Newly-published photos show U.S. troops in Afghanistan posing with the dead bodies of insurgents. The incident, first reported by The Los Angeles Times, occurred in 2010. It's the latest setback for the military's counterinsurgency strategy, which depends on winning the hearts and minds of the Afghan people.
Dick Clark, affectionately known as the "world's oldest teenager," has died. He was 82, and had suffered a heart attack while in a Santa Monica hospital for an outpatient procedure.
Richard Wagstaff Clark became a national icon with American Bandstand in the 1950s, hosting the show for more than 30 years. Clark also hosted the annual New Year's Eve special for ABC for decades. He weathered scandals, hosted game shows and renewed his Bandstand fame with a new generation by producing the nostalgic TV drama American Dreams.
Originally published on Wed April 18, 2012 7:24 pm
Dick Clark, the legendary television producer who became a national icon with American Bandstand in 1950s, has died. He was 82.
Clark, known as the the "world's oldest teenager," produced American Bandstand for over 30 years.
"The original American Bandstand was one of network TV's longest-running series as part of ABC's daytime lineup from 1957 to 1987. Over the years, it introduced stars ranging from Buddy Holly to Michael Jackson to Madonna," the AP writes.
If you weren't a college theater major, you can be forgiven for not knowing much about commedia dell'arte, the 500-year-old theatrical tradition that Carlo Goldoni used for his comedy The Servant of Two Masters in 1743. Contemporary playwright Richard Bean has adapted that play into the decidedly British laugh riot One Man, Two Guvnors -- and he says all you really need to know about commedia is ... well, it's funny.
In his 2006 thriller, Rainbow's End, author Vernor Vinge imagined a near future when people use high-tech contact lenses to interface with computers in their clothes. Google plans to make at least some of it a reality later in 2012 with the launch of what are known as augmented reality glasses.
At the sixth Summit of the Americas, tensions flared over Cuba's absence, and continued U.S. efforts to isolate the country. Syndicated Miami Herald columnist Andres Oppenhemier believes the first step to bringing Cuba back into the diplomatic community is to invite them to observe future summits.
Guest Political Junkie Matt Bai of The New York Times and Andy Stern, former president of the Service Employees International Union, talk about the state of the Democratic and Republican bases and what voters on each side are looking for in their candidates in the months ahead.
Singer-guitarist Roger McGuinn, best known as leader of The Byrds, is a folk-rock pioneer.
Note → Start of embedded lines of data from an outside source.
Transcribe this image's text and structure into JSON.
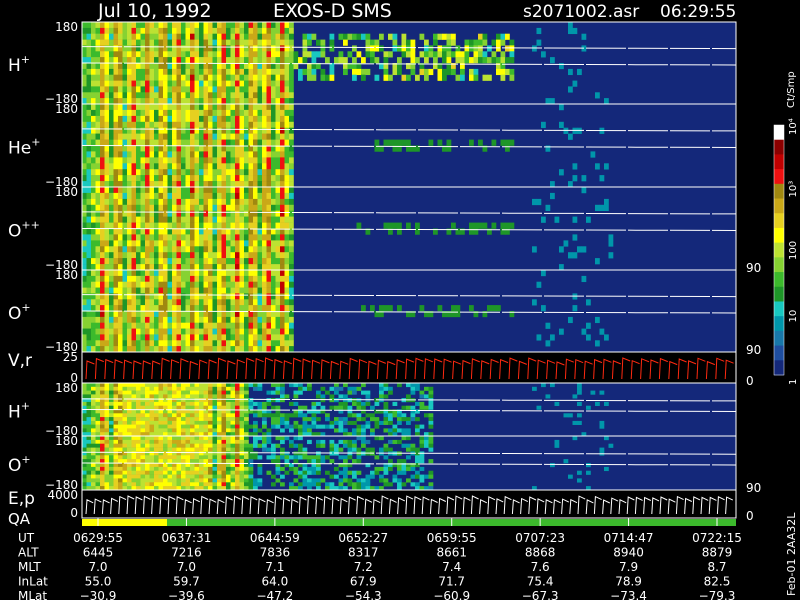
{
  "header": {
    "date": "Jul 10, 1992",
    "instrument": "EXOS-D SMS",
    "file": "s2071002.asr",
    "time": "06:29:55"
  },
  "colorbar": {
    "label": "Ct/Smp",
    "ticks": [
      "10⁴",
      "10³",
      "100",
      "10",
      "1"
    ],
    "tick_values": [
      10000,
      1000,
      100,
      10,
      1
    ],
    "colors": [
      "#ffffff",
      "#8b0000",
      "#c00000",
      "#ee1010",
      "#a08810",
      "#caa818",
      "#e6d020",
      "#ffff00",
      "#bce232",
      "#86d232",
      "#3cba2c",
      "#1e9628",
      "#18c8c0",
      "#0096aa",
      "#1878aa",
      "#1e4ea0",
      "#14287a"
    ]
  },
  "panels": [
    {
      "id": "h-plus",
      "label": "H",
      "sup": "+",
      "ymax": "180",
      "ymin": "−180"
    },
    {
      "id": "he-plus",
      "label": "He",
      "sup": "+",
      "ymax": "180",
      "ymin": "−180"
    },
    {
      "id": "o-plusplus",
      "label": "O",
      "sup": "++",
      "ymax": "180",
      "ymin": "−180",
      "right": "90"
    },
    {
      "id": "o-plus",
      "label": "O",
      "sup": "+",
      "ymax": "180",
      "ymin": "−180",
      "right": "90"
    },
    {
      "id": "vr",
      "label": "V,r",
      "sup": "",
      "ymax": "25",
      "ymin": "0",
      "right": "0"
    },
    {
      "id": "h-plus-2",
      "label": "H",
      "sup": "+",
      "ymax": "180",
      "ymin": "−180"
    },
    {
      "id": "o-plus-2",
      "label": "O",
      "sup": "+",
      "ymax": "180",
      "ymin": "−180",
      "right": "90"
    },
    {
      "id": "ep",
      "label": "E,p",
      "sup": "",
      "ymax": "4000",
      "ymin": "0",
      "right": "0"
    }
  ],
  "qa_label": "QA",
  "footer_side": "Feb-01 2AA32L",
  "ephemeris": {
    "rows": [
      {
        "label": "UT",
        "values": [
          "0629:55",
          "0637:31",
          "0644:59",
          "0652:27",
          "0659:55",
          "0707:23",
          "0714:47",
          "0722:15"
        ]
      },
      {
        "label": "ALT",
        "values": [
          "6445",
          "7216",
          "7836",
          "8317",
          "8661",
          "8868",
          "8940",
          "8879"
        ]
      },
      {
        "label": "MLT",
        "values": [
          "7.0",
          "7.0",
          "7.1",
          "7.2",
          "7.4",
          "7.6",
          "7.9",
          "8.7"
        ]
      },
      {
        "label": "InLat",
        "values": [
          "55.0",
          "59.7",
          "64.0",
          "67.9",
          "71.7",
          "75.4",
          "78.9",
          "82.5"
        ]
      },
      {
        "label": "MLat",
        "values": [
          "−30.9",
          "−39.6",
          "−47.2",
          "−54.3",
          "−60.9",
          "−67.3",
          "−73.4",
          "−79.3"
        ]
      }
    ]
  },
  "chart_data": {
    "type": "heatmap",
    "title": "Jul 10, 1992   EXOS-D SMS",
    "x_ticks": [
      "0629:55",
      "0637:31",
      "0644:59",
      "0652:27",
      "0659:55",
      "0707:23",
      "0714:47",
      "0722:15"
    ],
    "y_axes": [
      {
        "panel": "H+",
        "ylim": [
          -180,
          180
        ]
      },
      {
        "panel": "He+",
        "ylim": [
          -180,
          180
        ]
      },
      {
        "panel": "O++",
        "ylim": [
          -180,
          180
        ]
      },
      {
        "panel": "O+",
        "ylim": [
          -180,
          180
        ]
      },
      {
        "panel": "V,r",
        "ylim": [
          0,
          25
        ]
      },
      {
        "panel": "H+",
        "ylim": [
          -180,
          180
        ]
      },
      {
        "panel": "O+",
        "ylim": [
          -180,
          180
        ]
      },
      {
        "panel": "E,p",
        "ylim": [
          0,
          4000
        ]
      }
    ],
    "color_scale": {
      "type": "log",
      "min": 1,
      "max": 10000,
      "label": "Ct/Smp"
    }
  }
}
The Byrds blended traditional folk songs with a rock beat and scored major hits in the 1960s, including "Turn, Turn, Turn" and "Mr. Tambourine Man." The group disbanded in 1973, and McGuinn pursued a solo career, in which he performed acoustically and returned to his folk roots.
Originally published on Wed April 18, 2012 12:25 pm
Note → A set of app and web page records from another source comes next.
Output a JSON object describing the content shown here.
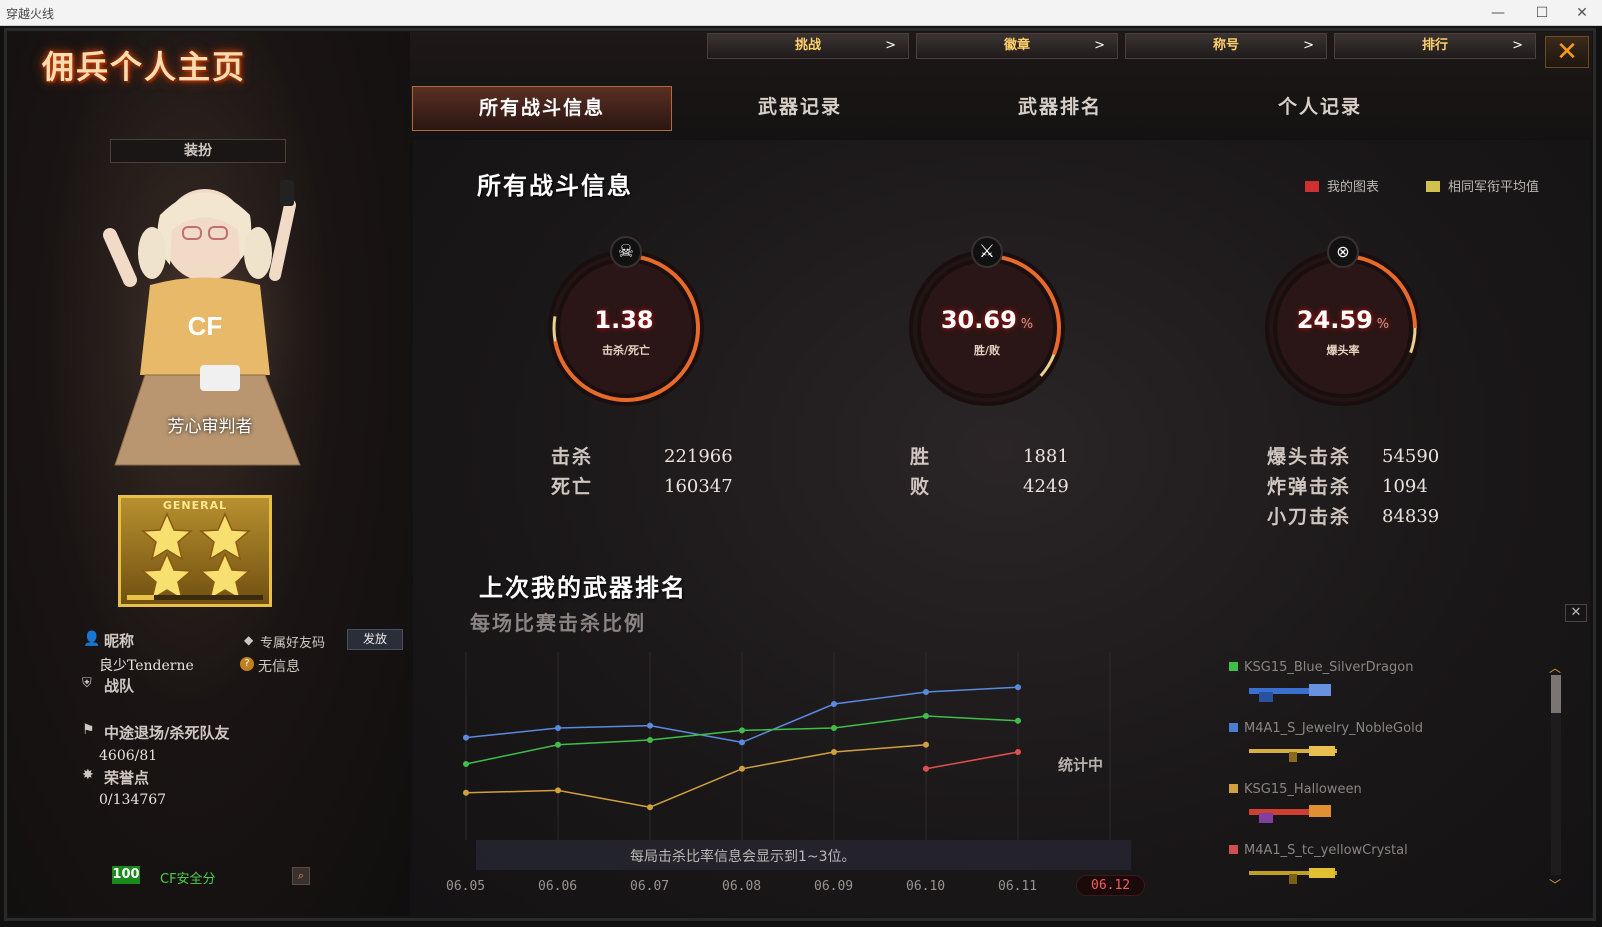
{
  "window": {
    "title": "穿越火线",
    "minimize": "—",
    "maximize": "☐",
    "close": "✕"
  },
  "page_title": "佣兵个人主页",
  "top_tabs": [
    {
      "label": "挑战",
      "arrow": ">"
    },
    {
      "label": "徽章",
      "arrow": ">"
    },
    {
      "label": "称号",
      "arrow": ">"
    },
    {
      "label": "排行",
      "arrow": ">"
    }
  ],
  "close_button": "✕",
  "tabs": [
    {
      "label": "所有战斗信息"
    },
    {
      "label": "武器记录"
    },
    {
      "label": "武器排名"
    },
    {
      "label": "个人记录"
    }
  ],
  "left": {
    "dress_button": "装扮",
    "title_overlay": "芳心审判者",
    "rank_badge": "GENERAL",
    "nickname_label": "昵称",
    "nickname_value": "良少Tenderne",
    "friend_code_label": "专属好友码",
    "send_button": "发放",
    "no_info": "无信息",
    "clan_label": "战队",
    "quit_label": "中途退场/杀死队友",
    "quit_value": "4606/81",
    "honor_label": "荣誉点",
    "honor_value": "0/134767",
    "security_score": "100",
    "security_label": "CF安全分"
  },
  "battle": {
    "title": "所有战斗信息",
    "legend_mine": "我的图表",
    "legend_avg": "相同军衔平均值",
    "kd": {
      "value": "1.38",
      "label": "击杀/死亡",
      "pct": ""
    },
    "win": {
      "value": "30.69",
      "label": "胜/败",
      "pct": "%"
    },
    "hs": {
      "value": "24.59",
      "label": "爆头率",
      "pct": "%"
    },
    "kills_label": "击杀",
    "kills": "221966",
    "deaths_label": "死亡",
    "deaths": "160347",
    "wins_label": "胜",
    "wins": "1881",
    "losses_label": "败",
    "losses": "4249",
    "hs_kills_label": "爆头击杀",
    "hs_kills": "54590",
    "bomb_kills_label": "炸弹击杀",
    "bomb_kills": "1094",
    "knife_kills_label": "小刀击杀",
    "knife_kills": "84839"
  },
  "weapon_rank": {
    "title": "上次我的武器排名",
    "subtitle": "每场比赛击杀比例",
    "status": "统计中",
    "note": "每局击杀比率信息会显示到1~3位。",
    "weapons": [
      {
        "name": "KSG15_Blue_SilverDragon",
        "color": "#3fbf4a"
      },
      {
        "name": "M4A1_S_Jewelry_NobleGold",
        "color": "#4a7fd0"
      },
      {
        "name": "KSG15_Halloween",
        "color": "#d0a040"
      },
      {
        "name": "M4A1_S_tc_yellowCrystal",
        "color": "#d05050"
      }
    ]
  },
  "chart_data": {
    "type": "line",
    "categories": [
      "06.05",
      "06.06",
      "06.07",
      "06.08",
      "06.09",
      "06.10",
      "06.11",
      "06.12"
    ],
    "selected": "06.12",
    "ylim": [
      0,
      1
    ],
    "series": [
      {
        "color": "#5a8ae0",
        "values": [
          0.62,
          0.7,
          0.72,
          0.58,
          0.9,
          1.0,
          1.04,
          null
        ]
      },
      {
        "color": "#3fbf4a",
        "values": [
          0.4,
          0.56,
          0.6,
          0.68,
          0.7,
          0.8,
          0.76,
          null
        ]
      },
      {
        "color": "#d0a040",
        "values": [
          0.16,
          0.18,
          0.04,
          0.36,
          0.5,
          0.56,
          null,
          null
        ]
      },
      {
        "color": "#e05050",
        "values": [
          null,
          null,
          null,
          null,
          null,
          0.36,
          0.5,
          null
        ]
      }
    ]
  }
}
Most Americans believe that global warming has played a role in a series of unusual weather events during the past year.
A poll released today by the Yale Project on Climate Change Communication and the George Mason University Center for Climate Change Communication found that 72 percent of Americas believe global warming played a role in the very warm winter the United States just experienced.
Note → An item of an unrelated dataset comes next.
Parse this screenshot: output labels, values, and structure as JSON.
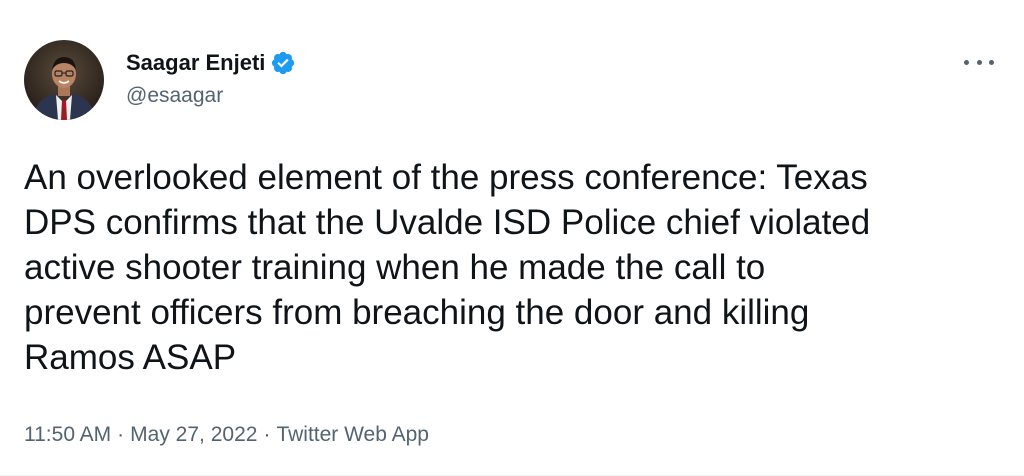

Teacher movies tend to be more alike than unalike, but Monsieur Lazhar makes the familiar unusually strange. The note on which it opens is shocking, tragic: A Montreal middle school student, Simon, enters his classroom ahead of the other kids and finds his teacher hanging from a pipe, dead by her own hand.